If you discount snitching peas off the vine when I was a preschooler as actual gardening experience, you could say I first began gardening in my early elementary school years. The summer after I discovered Laura Ingalls Wilder’s Little House books, I was determined to grow my own food–just like a real-life pioneer. (Of course, at this time I wanted to be Laura Ingalls, in every way–an insane dream I fortunately grew out of.)
There was a patch of dirt my mom had used for veggies a few other times back behind their business, where we kids spent the long summer days. I know I planted peas, but don’t recall if I planted anything else. It’s a good thing peas have such a short growing season, because I remember becoming bored with all the weeding before they finished producing for the summer.
Over the next dozen years or so, I helped occasionally with my mom’s garden, (aka as little as possible) but it wasn’t until I owned my own little piece of earth (sort of) that I really took to the gardening bug. My husband and I had been married almost a year when we bought our first home–a single-wide trailer at the end of a small trailer park in Cedar City. If nothing else, that place was a lesson on the ‘joys’ of home ownership and the pitfalls of renting to others. But I digress.
Because the trailer was the last one in the park, I not only had a dime-sized plot of grass out front, but a spot of dirt between the trailer and back fence. Never one to do things by halves, I immediately began digging out the weeds, setting stepping stones, and planting flowers and veggies. After we added some garden lights to the yard, I could sit on the back steps and admire my handy work. It was so cool.
Since then, we’ve owned two new homes where I got to be in charge of all the landscape design. I’ve made my share of mistakes, but I’ve also learned plenty along the way and hope to be able to share some of that knowledge with you.
The prophets have urged us to grow some of our own food, then preserve it for our food storage. I admit my chickens, ducks and geese helped themselves to most of my veggies last summer, but my new fence ought to prevent that from happening again. I hope.
I got a slow start on my yard this year and hadn’t done much in the vegetable garden. You can see the before and after photos I took. I hauled about 150 gallons of weeds out of the garden area (in plastic tubs) but I’m not quite done. I also have a couple of beds that I haven’t finished building. Flowers are so much more fun than tending to vegetables that take months before you get to eat them. Cleaning out the vegetable garden and getting my veggies in was the top project on my list for this weekend.

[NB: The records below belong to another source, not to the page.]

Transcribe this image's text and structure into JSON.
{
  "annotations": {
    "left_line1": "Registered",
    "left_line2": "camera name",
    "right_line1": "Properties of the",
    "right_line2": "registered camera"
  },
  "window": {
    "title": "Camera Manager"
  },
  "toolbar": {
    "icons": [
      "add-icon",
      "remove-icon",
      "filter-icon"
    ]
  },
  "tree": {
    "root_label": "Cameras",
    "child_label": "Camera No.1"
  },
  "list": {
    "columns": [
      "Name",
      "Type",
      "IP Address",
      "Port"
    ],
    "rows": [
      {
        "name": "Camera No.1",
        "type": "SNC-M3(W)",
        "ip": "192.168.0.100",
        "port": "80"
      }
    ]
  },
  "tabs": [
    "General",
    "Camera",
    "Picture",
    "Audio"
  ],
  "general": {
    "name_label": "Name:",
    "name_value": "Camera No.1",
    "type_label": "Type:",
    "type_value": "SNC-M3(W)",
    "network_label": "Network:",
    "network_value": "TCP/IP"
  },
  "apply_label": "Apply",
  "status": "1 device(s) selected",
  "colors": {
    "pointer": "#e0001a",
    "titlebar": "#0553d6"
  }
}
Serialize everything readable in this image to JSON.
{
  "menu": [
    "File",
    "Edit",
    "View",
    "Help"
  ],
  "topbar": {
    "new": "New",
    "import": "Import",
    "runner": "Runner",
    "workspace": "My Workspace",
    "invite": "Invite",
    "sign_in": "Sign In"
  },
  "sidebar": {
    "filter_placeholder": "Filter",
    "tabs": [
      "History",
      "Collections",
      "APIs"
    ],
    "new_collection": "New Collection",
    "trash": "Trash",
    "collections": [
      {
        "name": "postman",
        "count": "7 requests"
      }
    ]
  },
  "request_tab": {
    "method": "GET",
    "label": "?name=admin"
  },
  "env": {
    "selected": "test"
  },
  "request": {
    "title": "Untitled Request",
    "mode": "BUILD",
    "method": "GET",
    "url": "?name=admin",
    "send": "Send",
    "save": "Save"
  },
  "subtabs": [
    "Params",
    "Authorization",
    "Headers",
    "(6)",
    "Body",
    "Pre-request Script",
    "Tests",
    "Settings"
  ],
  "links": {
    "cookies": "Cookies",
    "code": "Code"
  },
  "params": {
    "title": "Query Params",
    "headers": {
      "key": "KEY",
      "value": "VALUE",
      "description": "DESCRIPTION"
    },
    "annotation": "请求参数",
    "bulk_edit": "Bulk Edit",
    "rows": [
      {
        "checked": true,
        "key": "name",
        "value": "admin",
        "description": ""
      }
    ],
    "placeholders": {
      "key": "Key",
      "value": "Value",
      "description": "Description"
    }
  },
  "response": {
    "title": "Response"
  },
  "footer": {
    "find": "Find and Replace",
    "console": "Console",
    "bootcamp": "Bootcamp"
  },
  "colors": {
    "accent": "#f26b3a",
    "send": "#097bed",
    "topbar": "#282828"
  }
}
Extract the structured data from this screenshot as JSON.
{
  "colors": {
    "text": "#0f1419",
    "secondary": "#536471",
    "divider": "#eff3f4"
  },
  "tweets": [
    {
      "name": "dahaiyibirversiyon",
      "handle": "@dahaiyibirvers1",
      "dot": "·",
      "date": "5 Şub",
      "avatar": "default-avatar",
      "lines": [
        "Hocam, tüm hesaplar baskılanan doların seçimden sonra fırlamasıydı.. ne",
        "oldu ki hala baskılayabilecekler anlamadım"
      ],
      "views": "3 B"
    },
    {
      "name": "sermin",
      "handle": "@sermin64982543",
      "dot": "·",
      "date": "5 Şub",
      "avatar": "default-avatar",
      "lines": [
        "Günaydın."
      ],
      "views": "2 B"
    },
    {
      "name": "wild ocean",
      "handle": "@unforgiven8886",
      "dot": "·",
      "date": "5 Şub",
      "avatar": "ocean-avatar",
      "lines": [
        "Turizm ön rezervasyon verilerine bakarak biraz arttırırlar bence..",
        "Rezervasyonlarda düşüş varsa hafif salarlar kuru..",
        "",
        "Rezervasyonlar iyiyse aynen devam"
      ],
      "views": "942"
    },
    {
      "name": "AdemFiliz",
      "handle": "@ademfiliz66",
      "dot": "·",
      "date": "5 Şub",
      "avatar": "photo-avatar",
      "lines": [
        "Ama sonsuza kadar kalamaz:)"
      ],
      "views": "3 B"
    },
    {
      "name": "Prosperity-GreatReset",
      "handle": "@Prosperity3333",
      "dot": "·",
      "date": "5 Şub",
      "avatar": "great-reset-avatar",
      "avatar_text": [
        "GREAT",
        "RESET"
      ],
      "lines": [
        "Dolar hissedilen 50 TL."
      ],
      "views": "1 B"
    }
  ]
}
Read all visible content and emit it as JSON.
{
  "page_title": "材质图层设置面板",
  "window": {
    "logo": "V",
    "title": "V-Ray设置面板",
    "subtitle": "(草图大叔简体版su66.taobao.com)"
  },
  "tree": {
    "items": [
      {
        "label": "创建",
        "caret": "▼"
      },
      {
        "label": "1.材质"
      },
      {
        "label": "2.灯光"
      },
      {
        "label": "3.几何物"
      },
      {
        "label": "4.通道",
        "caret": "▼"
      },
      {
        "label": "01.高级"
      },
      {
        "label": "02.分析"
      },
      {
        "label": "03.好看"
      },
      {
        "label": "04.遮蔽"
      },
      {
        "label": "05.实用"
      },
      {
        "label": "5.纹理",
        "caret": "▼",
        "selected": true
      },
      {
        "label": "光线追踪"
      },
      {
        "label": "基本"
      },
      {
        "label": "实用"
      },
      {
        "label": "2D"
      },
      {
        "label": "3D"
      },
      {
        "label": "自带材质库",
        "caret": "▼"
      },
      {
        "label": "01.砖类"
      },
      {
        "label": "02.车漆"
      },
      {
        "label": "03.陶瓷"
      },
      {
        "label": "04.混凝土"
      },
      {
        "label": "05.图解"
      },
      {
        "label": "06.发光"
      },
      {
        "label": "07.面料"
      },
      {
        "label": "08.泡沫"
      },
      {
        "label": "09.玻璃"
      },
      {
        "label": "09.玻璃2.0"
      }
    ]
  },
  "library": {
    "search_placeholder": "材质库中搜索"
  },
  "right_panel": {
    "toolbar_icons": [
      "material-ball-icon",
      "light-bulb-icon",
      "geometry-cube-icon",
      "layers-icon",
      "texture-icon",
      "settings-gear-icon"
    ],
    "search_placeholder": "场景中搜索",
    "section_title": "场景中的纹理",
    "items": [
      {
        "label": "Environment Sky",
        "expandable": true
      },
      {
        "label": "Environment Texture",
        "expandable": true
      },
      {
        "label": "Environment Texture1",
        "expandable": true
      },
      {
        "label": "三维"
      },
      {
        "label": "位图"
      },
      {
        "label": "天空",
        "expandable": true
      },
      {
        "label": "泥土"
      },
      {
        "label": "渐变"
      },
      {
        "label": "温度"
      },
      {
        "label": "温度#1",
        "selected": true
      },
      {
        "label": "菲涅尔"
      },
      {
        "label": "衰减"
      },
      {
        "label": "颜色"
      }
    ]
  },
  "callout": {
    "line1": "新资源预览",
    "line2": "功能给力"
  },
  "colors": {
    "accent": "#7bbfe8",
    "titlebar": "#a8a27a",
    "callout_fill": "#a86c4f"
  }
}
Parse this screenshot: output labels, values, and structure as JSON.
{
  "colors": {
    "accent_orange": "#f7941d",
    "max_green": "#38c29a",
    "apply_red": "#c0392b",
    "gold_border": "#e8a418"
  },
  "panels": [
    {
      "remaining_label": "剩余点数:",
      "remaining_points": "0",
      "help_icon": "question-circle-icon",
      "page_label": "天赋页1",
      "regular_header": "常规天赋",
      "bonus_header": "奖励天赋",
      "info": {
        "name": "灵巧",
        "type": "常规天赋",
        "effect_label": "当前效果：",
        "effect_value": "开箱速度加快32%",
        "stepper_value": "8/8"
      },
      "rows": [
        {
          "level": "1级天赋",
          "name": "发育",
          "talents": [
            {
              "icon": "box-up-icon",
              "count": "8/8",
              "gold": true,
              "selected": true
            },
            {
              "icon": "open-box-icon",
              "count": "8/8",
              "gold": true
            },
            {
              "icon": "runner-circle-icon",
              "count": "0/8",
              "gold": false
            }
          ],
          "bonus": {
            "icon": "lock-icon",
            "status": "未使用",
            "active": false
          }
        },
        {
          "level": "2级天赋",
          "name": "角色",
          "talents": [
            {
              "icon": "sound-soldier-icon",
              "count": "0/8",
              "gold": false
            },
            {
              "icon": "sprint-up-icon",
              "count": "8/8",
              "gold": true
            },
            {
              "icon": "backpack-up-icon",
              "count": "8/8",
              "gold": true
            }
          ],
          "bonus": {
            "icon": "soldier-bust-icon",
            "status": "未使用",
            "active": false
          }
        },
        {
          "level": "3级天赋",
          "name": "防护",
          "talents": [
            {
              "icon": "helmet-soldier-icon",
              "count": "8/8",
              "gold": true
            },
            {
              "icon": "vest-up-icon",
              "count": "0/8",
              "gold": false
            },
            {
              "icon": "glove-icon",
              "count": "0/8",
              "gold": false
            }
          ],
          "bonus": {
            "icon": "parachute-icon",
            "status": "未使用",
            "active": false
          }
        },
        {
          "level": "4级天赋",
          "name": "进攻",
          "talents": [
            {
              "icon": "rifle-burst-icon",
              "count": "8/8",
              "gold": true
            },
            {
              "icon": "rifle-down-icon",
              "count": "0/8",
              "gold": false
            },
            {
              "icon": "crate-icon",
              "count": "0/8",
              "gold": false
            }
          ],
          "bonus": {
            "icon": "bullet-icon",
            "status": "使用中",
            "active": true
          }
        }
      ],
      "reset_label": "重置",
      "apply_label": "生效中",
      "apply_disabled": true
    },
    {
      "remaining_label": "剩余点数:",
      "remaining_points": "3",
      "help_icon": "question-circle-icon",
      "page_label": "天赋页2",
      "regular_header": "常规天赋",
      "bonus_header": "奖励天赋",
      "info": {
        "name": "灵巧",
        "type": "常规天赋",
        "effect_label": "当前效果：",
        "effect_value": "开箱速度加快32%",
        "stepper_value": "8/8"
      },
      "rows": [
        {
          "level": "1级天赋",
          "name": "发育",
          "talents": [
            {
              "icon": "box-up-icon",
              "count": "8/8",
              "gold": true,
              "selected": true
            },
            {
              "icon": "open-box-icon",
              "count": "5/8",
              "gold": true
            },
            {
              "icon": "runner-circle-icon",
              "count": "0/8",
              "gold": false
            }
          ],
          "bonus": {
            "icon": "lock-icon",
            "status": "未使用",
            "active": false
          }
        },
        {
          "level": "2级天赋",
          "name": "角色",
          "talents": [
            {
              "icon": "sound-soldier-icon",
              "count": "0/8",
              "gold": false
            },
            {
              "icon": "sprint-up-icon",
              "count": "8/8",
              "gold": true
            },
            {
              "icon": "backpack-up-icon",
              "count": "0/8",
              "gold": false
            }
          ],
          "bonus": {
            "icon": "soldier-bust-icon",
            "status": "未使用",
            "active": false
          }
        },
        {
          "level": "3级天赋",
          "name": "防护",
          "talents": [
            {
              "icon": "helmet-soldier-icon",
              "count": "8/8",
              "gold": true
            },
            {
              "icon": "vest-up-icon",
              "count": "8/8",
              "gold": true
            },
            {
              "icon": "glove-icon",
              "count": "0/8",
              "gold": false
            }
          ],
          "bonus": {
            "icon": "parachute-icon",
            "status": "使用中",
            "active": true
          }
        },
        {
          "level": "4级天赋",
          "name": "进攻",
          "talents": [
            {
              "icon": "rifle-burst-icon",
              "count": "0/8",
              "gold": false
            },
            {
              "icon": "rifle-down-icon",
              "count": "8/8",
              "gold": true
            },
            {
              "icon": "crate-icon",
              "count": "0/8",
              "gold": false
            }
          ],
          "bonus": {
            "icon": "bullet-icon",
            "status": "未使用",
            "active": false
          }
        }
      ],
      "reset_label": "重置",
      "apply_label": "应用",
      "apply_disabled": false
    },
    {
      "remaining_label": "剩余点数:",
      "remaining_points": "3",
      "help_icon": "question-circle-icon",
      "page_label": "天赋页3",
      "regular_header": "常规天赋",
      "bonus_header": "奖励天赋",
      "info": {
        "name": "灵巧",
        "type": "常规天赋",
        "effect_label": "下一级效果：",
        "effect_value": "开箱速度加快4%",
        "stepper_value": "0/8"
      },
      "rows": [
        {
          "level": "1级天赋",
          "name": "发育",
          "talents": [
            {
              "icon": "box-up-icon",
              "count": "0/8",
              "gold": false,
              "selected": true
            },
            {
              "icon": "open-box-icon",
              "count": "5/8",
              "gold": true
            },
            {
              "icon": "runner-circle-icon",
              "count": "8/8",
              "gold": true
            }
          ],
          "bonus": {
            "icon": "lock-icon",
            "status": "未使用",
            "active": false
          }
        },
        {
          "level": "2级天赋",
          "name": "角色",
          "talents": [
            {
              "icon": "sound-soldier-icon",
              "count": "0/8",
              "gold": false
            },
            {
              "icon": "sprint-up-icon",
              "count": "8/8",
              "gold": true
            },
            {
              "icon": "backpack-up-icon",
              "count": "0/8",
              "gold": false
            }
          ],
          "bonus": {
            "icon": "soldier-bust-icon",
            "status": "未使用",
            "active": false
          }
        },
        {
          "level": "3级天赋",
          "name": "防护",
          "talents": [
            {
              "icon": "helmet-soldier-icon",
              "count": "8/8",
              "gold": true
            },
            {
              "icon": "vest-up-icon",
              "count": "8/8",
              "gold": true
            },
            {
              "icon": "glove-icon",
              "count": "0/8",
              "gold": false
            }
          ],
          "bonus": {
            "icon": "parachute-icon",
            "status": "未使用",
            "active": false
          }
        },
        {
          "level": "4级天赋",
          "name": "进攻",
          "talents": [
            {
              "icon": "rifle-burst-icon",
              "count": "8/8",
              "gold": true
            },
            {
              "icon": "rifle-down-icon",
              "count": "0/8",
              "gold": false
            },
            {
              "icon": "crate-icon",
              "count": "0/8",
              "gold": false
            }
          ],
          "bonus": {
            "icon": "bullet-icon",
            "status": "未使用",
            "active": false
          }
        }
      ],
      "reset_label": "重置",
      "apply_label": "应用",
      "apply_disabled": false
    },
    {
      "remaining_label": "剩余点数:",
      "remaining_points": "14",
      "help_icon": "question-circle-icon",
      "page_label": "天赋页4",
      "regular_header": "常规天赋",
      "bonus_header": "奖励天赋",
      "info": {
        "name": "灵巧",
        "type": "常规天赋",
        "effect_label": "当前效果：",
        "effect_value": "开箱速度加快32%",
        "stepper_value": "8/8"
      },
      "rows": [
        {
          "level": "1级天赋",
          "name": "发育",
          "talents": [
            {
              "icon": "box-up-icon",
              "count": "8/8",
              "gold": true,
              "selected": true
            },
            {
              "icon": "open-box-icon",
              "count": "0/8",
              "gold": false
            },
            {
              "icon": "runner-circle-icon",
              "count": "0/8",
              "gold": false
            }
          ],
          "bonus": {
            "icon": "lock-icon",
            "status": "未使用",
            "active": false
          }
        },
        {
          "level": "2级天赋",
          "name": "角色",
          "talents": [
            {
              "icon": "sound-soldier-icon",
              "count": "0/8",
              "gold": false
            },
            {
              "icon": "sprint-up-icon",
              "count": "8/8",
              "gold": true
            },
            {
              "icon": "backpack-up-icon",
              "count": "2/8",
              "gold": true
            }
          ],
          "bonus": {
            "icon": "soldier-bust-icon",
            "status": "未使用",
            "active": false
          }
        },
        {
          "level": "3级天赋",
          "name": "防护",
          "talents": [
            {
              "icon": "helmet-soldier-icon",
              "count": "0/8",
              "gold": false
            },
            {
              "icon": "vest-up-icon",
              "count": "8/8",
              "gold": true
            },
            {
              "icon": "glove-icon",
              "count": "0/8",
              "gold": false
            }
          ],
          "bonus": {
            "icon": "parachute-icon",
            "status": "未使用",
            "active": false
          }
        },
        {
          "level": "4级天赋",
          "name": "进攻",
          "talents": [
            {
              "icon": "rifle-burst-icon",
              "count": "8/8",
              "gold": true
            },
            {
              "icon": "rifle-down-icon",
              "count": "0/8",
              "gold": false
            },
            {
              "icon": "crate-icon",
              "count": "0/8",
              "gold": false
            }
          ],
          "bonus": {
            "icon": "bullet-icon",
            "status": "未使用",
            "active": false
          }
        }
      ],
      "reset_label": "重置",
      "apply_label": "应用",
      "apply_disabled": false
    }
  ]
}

Since I’ve been putting it off, I had to buy broccoli and cauliflower in addition to my tomatoes, and it took a couple of stores before I found someone who still had onion sets. Other years I have started almost all of my plants from seed, but alas, I was a slacker. Memorial Day weekend is the traditional time to get our corn and beans planted here in Utah, so if you haven’t started yet, get out there and get things going. If you live much north of Utah, check your local frost dates before putting in more tender vegetables. This is one place that gives a first and last frost date in many areas, but other Web sites may have different listings.
Tip: I have massive airborne allergies to the wild rye that sprouts everywhere in my yard, and it is currently putting off pollen. I learned that hosing down the area where I wanted to work kept the pollen from bothering me, and I only had problems weeding around it when it got dry enough to start sending off pollen again. Try it if you have something in your yard giving you fits.